» Instructions for the task: This task calls for printing every entry exactly.
┄┄┄┄┄┄┄┄┄┄┄┄┄┄┄┄┄┄┄┄
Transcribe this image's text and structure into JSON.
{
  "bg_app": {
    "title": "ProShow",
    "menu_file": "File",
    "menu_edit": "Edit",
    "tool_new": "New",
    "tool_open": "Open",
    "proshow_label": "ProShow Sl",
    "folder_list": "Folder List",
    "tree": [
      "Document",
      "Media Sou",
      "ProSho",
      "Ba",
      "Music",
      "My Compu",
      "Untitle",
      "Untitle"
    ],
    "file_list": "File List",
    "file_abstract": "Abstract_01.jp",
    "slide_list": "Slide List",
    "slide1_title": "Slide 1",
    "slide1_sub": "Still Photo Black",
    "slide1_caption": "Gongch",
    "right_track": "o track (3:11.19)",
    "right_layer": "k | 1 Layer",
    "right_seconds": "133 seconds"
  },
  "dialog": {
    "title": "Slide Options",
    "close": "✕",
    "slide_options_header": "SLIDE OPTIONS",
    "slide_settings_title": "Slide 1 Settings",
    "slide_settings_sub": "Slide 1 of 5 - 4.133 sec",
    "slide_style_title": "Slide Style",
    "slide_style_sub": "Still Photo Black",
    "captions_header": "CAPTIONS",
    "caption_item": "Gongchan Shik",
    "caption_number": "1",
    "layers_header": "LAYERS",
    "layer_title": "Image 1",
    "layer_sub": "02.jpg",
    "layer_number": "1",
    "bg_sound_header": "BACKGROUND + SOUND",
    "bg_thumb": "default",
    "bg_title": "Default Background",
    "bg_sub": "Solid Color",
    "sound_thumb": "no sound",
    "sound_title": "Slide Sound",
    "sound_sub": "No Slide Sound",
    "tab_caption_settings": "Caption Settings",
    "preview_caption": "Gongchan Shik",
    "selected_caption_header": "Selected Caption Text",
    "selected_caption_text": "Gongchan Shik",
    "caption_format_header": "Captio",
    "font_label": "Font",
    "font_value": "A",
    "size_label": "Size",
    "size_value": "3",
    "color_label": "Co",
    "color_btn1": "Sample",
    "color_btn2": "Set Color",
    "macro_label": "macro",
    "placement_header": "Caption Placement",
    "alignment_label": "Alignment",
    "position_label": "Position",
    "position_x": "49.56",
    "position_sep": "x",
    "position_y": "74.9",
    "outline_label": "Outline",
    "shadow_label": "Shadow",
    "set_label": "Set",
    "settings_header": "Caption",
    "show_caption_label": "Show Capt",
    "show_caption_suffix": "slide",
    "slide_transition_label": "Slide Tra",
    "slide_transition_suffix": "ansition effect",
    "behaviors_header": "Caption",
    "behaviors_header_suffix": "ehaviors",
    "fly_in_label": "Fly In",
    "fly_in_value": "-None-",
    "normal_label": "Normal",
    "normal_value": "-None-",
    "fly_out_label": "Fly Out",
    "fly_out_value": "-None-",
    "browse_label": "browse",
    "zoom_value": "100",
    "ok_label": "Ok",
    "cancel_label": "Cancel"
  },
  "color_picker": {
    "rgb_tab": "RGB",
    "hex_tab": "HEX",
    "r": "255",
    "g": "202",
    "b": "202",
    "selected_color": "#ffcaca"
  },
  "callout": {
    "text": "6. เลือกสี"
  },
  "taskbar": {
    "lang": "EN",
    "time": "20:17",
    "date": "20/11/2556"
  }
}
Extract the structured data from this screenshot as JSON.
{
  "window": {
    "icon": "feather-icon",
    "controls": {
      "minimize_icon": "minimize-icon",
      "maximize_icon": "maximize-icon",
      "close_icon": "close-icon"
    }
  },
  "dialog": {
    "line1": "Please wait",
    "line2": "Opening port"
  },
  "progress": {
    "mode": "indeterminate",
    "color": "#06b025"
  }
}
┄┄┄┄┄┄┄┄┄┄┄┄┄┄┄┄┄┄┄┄
» Expected answer:
Transcribe this image's text and structure into JSON.
{
  "bg_app": {
    "title": "ProShow",
    "menu_file": "File",
    "menu_edit": "Edit",
    "tool_new": "New",
    "tool_open": "Open",
    "proshow_label": "ProShow Sl",
    "folder_list": "Folder List",
    "tree": [
      "Document",
      "Media Sou",
      "ProSho",
      "Ba",
      "Music",
      "My Compu",
      "Untitle",
      "Untitle"
    ],
    "file_list": "File List",
    "file_abstract": "Abstract_01.jp",
    "slide_list": "Slide List",
    "slide1_title": "Slide 1",
    "slide1_sub": "Still Photo Black",
    "slide1_caption": "Gongch",
    "right_track": "o track (3:11.19)",
    "right_layer": "k | 1 Layer",
    "right_seconds": "133 seconds"
  },
  "dialog": {
    "title": "Slide Options",
    "close": "✕",
    "slide_options_header": "SLIDE OPTIONS",
    "slide_settings_title": "Slide 1 Settings",
    "slide_settings_sub": "Slide 1 of 5 - 4.133 sec",
    "slide_style_title": "Slide Style",
    "slide_style_sub": "Still Photo Black",
    "captions_header": "CAPTIONS",
    "caption_item": "Gongchan Shik",
    "caption_number": "1",
    "layers_header": "LAYERS",
    "layer_title": "Image 1",
    "layer_sub": "02.jpg",
    "layer_number": "1",
    "bg_sound_header": "BACKGROUND + SOUND",
    "bg_thumb": "default",
    "bg_title": "Default Background",
    "bg_sub": "Solid Color",
    "sound_thumb": "no sound",
    "sound_title": "Slide Sound",
    "sound_sub": "No Slide Sound",
    "tab_caption_settings": "Caption Settings",
    "preview_caption": "Gongchan Shik",
    "selected_caption_header": "Selected Caption Text",
    "selected_caption_text": "Gongchan Shik",
    "caption_format_header": "Captio",
    "font_label": "Font",
    "font_value": "A",
    "size_label": "Size",
    "size_value": "3",
    "color_label": "Co",
    "color_btn1": "Sample",
    "color_btn2": "Set Color",
    "macro_label": "macro",
    "placement_header": "Caption Placement",
    "alignment_label": "Alignment",
    "position_label": "Position",
    "position_x": "49.56",
    "position_sep": "x",
    "position_y": "74.9",
    "outline_label": "Outline",
    "shadow_label": "Shadow",
    "set_label": "Set",
    "settings_header": "Caption",
    "show_caption_label": "Show Capt",
    "show_caption_suffix": "slide",
    "slide_transition_label": "Slide Tra",
    "slide_transition_suffix": "ansition effect",
    "behaviors_header": "Caption",
    "behaviors_header_suffix": "ehaviors",
    "fly_in_label": "Fly In",
    "fly_in_value": "-None-",
    "normal_label": "Normal",
    "normal_value": "-None-",
    "fly_out_label": "Fly Out",
    "fly_out_value": "-None-",
    "browse_label": "browse",
    "zoom_value": "100",
    "ok_label": "Ok",
    "cancel_label": "Cancel"
  },
  "color_picker": {
    "rgb_tab": "RGB",
    "hex_tab": "HEX",
    "r": "255",
    "g": "202",
    "b": "202",
    "selected_color": "#ffcaca"
  },
  "callout": {
    "text": "6. เลือกสี"
  },
  "taskbar": {
    "lang": "EN",
    "time": "20:17",
    "date": "20/11/2556"
  }
}
Extract the structured data from this screenshot as JSON.
{
  "window": {
    "icon": "feather-icon",
    "controls": {
      "minimize_icon": "minimize-icon",
      "maximize_icon": "maximize-icon",
      "close_icon": "close-icon"
    }
  },
  "dialog": {
    "line1": "Please wait",
    "line2": "Opening port"
  },
  "progress": {
    "mode": "indeterminate",
    "color": "#06b025"
  }
}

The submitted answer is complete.